In the 1830s, High Beach is run by Dr. Matthew Allen, a pre-Freudian who prophetically uses what he calls “unbosoming” about the past to cure patients, particularly those suffering from melancholy. Allen, whose early life had its share of darkness, is educated and erudite. He is thrilled to have a distinguished if out-of-style poet like John Clare among his patients. Unbalanced Clare still finds moments of peace in nature and while visiting a nearby gypsy camp. But he is also increasingly delusional. Clare is moved to the lodge for more severe cases after he violently crashes the wedding of Allen’s oldest daughter, a wedding where Alfred and Septimus Tennyson are invited guests.

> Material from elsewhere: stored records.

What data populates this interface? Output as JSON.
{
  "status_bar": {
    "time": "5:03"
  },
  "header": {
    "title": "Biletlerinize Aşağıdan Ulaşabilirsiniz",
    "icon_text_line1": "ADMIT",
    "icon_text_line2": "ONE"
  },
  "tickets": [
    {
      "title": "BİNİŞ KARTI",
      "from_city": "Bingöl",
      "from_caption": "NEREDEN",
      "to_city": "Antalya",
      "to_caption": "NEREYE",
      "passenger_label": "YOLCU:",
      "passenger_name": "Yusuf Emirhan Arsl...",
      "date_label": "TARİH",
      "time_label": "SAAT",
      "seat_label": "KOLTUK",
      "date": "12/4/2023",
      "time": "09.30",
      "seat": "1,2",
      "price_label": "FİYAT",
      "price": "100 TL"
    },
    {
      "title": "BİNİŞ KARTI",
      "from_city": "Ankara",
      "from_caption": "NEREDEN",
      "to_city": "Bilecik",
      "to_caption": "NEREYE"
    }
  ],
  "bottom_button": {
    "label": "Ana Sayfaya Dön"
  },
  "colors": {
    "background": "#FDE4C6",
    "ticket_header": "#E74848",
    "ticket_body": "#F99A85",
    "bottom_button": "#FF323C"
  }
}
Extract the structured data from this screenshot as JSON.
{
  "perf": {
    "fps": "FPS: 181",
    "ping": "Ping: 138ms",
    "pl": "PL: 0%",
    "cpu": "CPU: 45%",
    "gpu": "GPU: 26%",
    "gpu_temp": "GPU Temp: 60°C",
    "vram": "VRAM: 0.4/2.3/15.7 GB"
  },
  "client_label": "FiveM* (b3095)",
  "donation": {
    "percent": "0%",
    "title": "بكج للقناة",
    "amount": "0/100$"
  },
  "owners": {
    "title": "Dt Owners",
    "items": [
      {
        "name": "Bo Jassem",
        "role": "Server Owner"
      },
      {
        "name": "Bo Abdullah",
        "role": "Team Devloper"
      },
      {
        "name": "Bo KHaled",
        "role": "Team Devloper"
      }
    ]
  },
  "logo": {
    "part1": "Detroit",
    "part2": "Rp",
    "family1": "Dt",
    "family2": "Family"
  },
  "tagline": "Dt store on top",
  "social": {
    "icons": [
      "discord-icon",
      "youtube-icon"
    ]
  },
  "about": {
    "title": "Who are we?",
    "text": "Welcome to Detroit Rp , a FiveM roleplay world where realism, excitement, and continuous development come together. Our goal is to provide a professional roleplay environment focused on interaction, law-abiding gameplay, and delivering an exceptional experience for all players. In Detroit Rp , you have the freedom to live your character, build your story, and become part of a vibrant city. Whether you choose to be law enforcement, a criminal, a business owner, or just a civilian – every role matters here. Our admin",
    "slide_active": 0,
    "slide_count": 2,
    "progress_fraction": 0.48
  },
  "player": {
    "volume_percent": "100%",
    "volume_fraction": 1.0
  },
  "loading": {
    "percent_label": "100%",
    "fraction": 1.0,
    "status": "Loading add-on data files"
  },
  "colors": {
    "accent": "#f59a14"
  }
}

Since Tennyson has taken a house near the asylum to be near his almost catatonic brother, Allen’s 17-year-old daughter Hannah soon develops a romantic crush on the young poet. Whether this infatuation is fiction or fact, Foulds captures Hannah’s inner life—and all the characters’ inner lives for that matter. Although polite, Tennyson barely notices Hannah, too deeply mourning the death of his friend Arthur Hallam, who will become his muse. Without personal savings and desperate for money, Allen invests and loses a great deal of Tennyson’s money on an invention that doesn’t work. Tennyson writes and mopes. John Clare sinks deeper into distress until he finally leaves the institution and walks home to northern England, where he will spend the rest of his life in a state-run asylum. Although Hannah shifts her romantic fantasies to an aristocratic patient before she accepts that happiness can be found with a realistic suitor, plot matters less here than individual moments, each fully realized and deeply felt.
Prose at its poetic best.